Larry Scheinfeld: SoundCloud’s music subscription heads to the U.K. and Ireland

To be sure, SoundCloud was a bit late in the game when it launched its subscription streaming option in the United States last month. Now, the Berlin company heads overseas to the U.K. and Ireland. At £9.99 / €9.99 per month after a 30-day trial, the ad-free service comes with 125 million tracks from 12 million artists.

The move comes as no surprise after the company announced it would extend its agreement with Sony/ATV Music. Starting in the U.K. and Ireland, the company has plans for international domination though the date is TBD. The pivot has been a long time coming as SoundCloud has been slowly inking deals with royalty-collectors worldwide.

Yesterday’s launch in the United Kingdom & Ireland was due in part to a settlement struck between SoundCloud and the Performing Rights Society (PRS), a U.K. music licensing entity which had filed legal action against SoundCloud last summer. The settlement led to PRS dropping the charges that SoundCloud had failed to pay royalties for music they hosted.

spotify vs soundcloud

What separates SoundCloud from other streaming services like Spotify is the ability for anyone to upload their own media onto the cloud to establish engagement. Since its founding in 2007, the company currently has 175 million monthly fans. With new potential listeners coming from outside the U.S. will most likely see a spike in more free and paid subscribers.

Said Eric Wahlforss, co-founder of SoundCloud, “We are starting this [subscription] with a focus on the large audience we already have. It’s a global platform with huge global reach, and we want to take this to as many countries as we can, as fast as we can.”
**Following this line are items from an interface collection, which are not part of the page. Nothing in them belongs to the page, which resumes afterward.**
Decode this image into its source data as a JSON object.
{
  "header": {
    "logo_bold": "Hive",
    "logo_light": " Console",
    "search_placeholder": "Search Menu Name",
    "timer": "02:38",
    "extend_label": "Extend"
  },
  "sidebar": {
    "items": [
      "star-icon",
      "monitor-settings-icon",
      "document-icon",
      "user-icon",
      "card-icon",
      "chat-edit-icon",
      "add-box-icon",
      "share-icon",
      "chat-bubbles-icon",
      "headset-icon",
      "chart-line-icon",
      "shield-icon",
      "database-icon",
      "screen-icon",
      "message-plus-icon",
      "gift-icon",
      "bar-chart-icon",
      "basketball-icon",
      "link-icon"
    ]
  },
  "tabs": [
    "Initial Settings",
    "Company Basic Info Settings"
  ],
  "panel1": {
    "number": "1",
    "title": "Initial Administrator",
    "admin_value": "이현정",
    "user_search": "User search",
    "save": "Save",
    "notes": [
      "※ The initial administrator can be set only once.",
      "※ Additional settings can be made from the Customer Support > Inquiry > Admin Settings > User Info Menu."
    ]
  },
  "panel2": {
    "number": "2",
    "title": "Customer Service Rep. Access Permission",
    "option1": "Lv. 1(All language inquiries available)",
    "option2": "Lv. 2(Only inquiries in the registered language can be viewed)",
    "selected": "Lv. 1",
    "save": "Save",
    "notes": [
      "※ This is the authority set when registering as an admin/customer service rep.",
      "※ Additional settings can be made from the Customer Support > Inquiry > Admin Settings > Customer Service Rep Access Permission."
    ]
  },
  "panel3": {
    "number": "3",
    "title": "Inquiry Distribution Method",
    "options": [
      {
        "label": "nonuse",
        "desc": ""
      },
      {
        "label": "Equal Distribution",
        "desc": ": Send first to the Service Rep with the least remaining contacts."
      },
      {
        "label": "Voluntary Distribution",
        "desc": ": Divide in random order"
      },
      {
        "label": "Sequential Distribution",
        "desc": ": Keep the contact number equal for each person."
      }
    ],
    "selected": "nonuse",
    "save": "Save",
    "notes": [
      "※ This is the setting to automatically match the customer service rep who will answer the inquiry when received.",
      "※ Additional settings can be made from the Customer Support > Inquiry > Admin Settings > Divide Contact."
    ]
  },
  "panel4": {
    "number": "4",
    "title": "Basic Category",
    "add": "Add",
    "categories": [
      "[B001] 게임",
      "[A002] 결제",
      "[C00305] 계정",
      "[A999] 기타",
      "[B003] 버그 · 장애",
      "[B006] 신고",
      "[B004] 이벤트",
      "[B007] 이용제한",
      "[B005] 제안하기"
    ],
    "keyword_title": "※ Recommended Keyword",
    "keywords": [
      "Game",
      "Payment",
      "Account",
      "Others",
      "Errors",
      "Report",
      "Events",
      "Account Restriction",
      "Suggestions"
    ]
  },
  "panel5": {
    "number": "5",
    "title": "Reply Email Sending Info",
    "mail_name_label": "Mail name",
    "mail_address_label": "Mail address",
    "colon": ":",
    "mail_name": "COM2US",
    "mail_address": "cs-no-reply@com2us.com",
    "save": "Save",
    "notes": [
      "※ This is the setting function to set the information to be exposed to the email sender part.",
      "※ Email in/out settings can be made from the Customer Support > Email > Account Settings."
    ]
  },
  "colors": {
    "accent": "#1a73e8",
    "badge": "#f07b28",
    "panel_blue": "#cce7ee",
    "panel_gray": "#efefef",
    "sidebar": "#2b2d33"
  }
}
The service was introduced to the United States first not as beta testing but because the States, continued Wahlforss, is the “[…] hardest market to launch; it’s our biggest market, too.”

“And in many ways it sets the precedent for the rest of the world. A lot of the frameworks that were set were global frameworks, and a lot of the biggest labels have a big influence over other markets.”
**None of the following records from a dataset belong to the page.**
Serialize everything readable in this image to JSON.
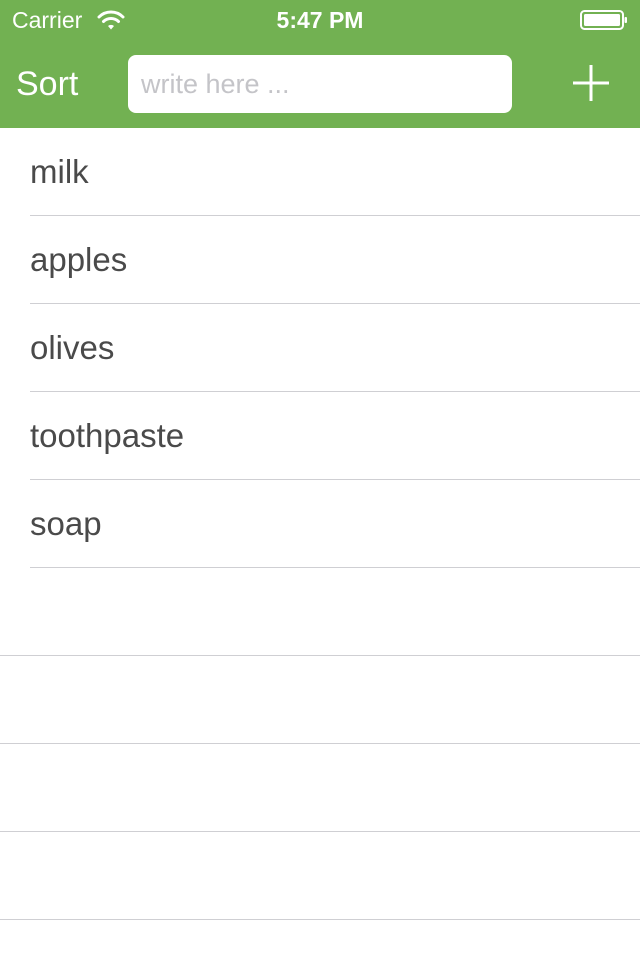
{
  "status_bar": {
    "carrier": "Carrier",
    "time": "5:47 PM",
    "icons": [
      "wifi-icon",
      "battery-icon"
    ]
  },
  "nav_bar": {
    "sort_label": "Sort",
    "search_placeholder": "write here ...",
    "search_value": "",
    "add_icon": "plus-icon"
  },
  "items": [
    {
      "label": "milk"
    },
    {
      "label": "apples"
    },
    {
      "label": "olives"
    },
    {
      "label": "toothpaste"
    },
    {
      "label": "soap"
    }
  ],
  "empty_rows": 4,
  "colors": {
    "accent": "#72b152",
    "text": "#4a4a4a",
    "separator": "#cfcfd3",
    "placeholder": "#c4c4c8"
  }
}
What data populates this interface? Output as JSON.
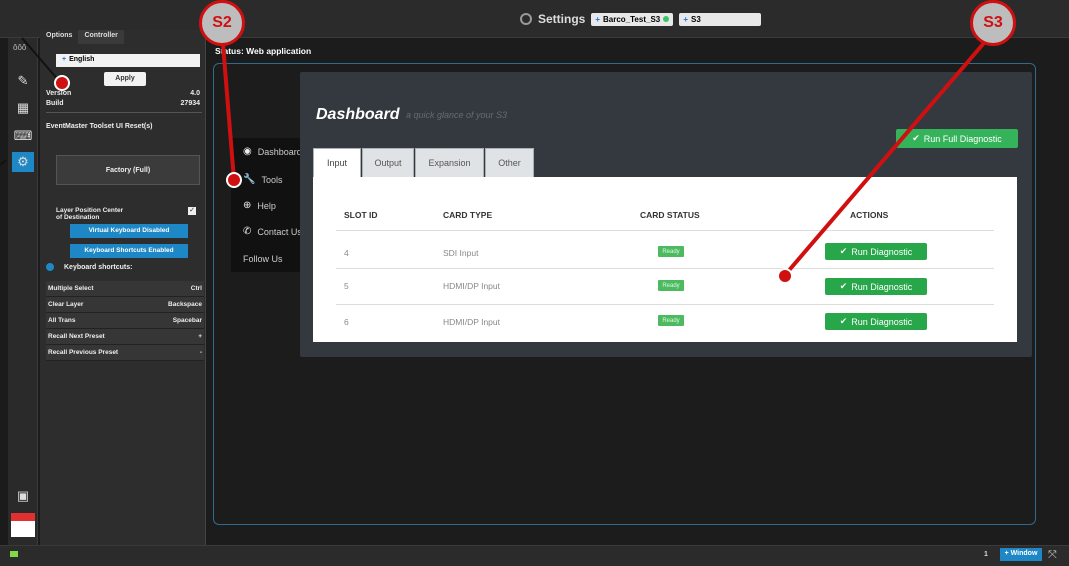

Though the tardy streaming music service offerings will face stiff competition, they are confident they will be a viable contender with their Rolodex of artists and compelling user-uploaded content, which the user can decide can go on the free or paid subscription service.

Wahlforss adds, “It’s all of the big artists, and it’s more of the established artists repertoire than what you would have on Spotify, and the reason is simple: We give all the power to the artists and the rights holders.”

Scaling SoundCloud is an evolution long in the making but one with the potential to go head-to-head with giants Apple, Google, and Spotify. As we head further into 2016 and the company continues to roll out to more countries, those in the industry will keep a sharp eye on where this contender will go.
For those who opt not to pay, the free service which includes ads will remain intact.